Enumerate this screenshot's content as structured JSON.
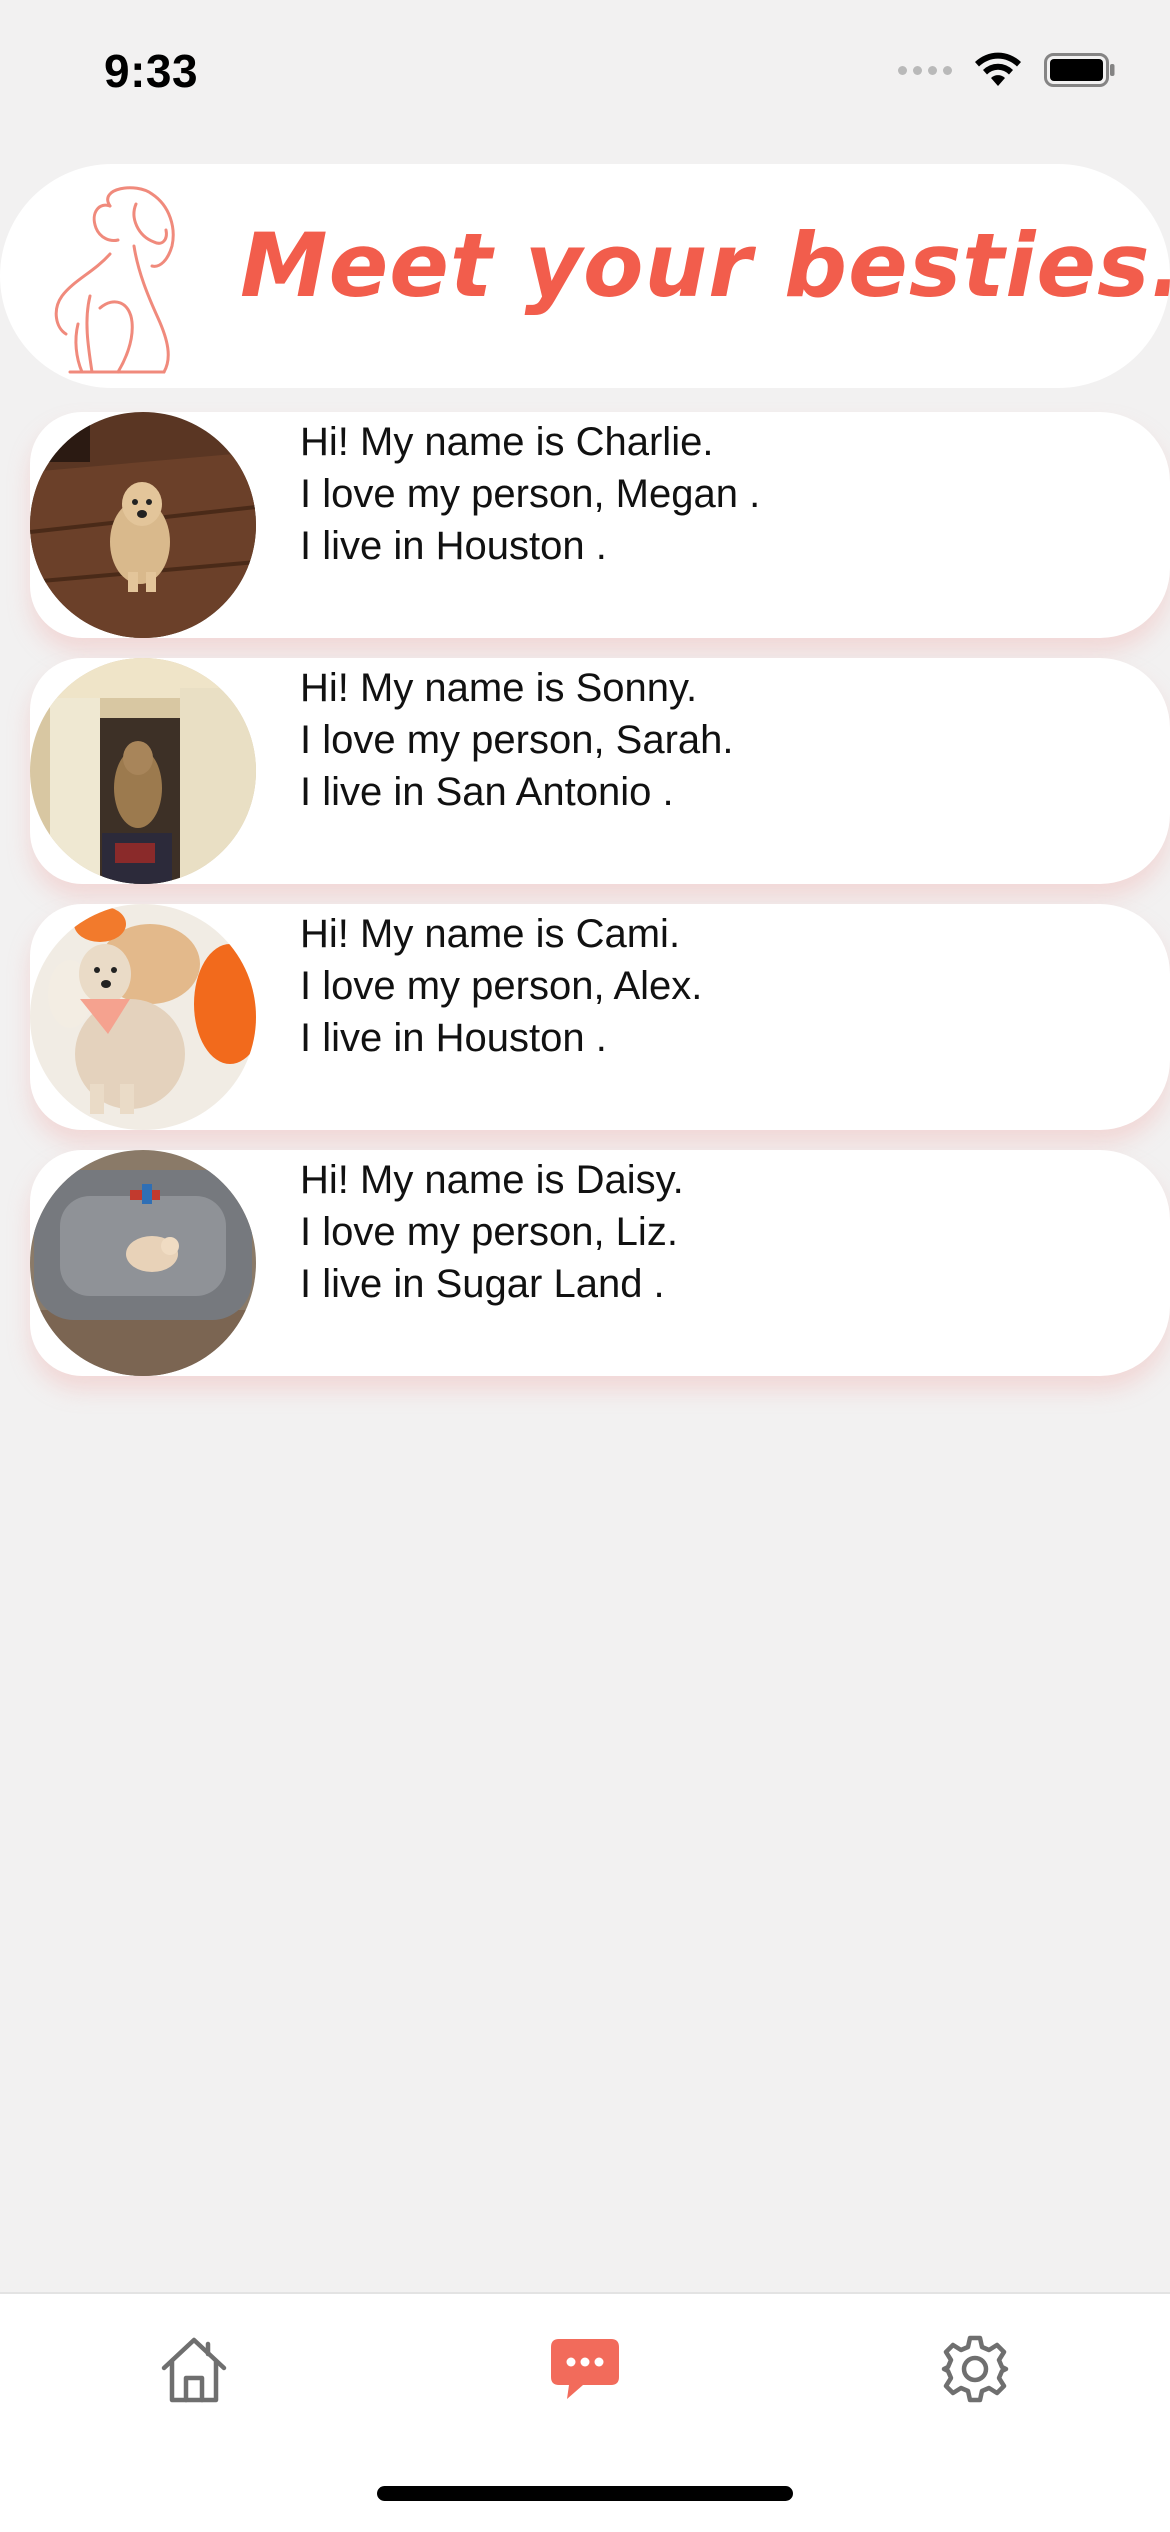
{
  "status_bar": {
    "time": "9:33"
  },
  "header": {
    "title": "Meet your besties..",
    "logo_icon": "dog-outline-icon",
    "accent_color": "#f25d4c"
  },
  "dogs": [
    {
      "line1": "Hi! My name is Charlie.",
      "line2": "I love my person, Megan .",
      "line3": "I live in Houston ."
    },
    {
      "line1": "Hi! My name is Sonny.",
      "line2": "I love my person, Sarah.",
      "line3": "I live in San Antonio ."
    },
    {
      "line1": "Hi! My name is Cami.",
      "line2": "I love my person, Alex.",
      "line3": "I live in Houston ."
    },
    {
      "line1": "Hi! My name is Daisy.",
      "line2": "I love my person, Liz.",
      "line3": "I live in Sugar Land ."
    }
  ],
  "tab_bar": {
    "tabs": [
      {
        "icon": "home-icon",
        "active": false
      },
      {
        "icon": "chat-bubble-icon",
        "active": true
      },
      {
        "icon": "gear-icon",
        "active": false
      }
    ],
    "active_color": "#f26b5b",
    "inactive_color": "#6f6f6f"
  }
}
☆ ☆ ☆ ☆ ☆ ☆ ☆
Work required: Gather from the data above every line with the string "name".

Response for this exercise:
      "line1": "Hi! My name is Charlie.",
      "line1": "Hi! My name is Sonny.",
      "line1": "Hi! My name is Cami.",
      "line1": "Hi! My name is Daisy.",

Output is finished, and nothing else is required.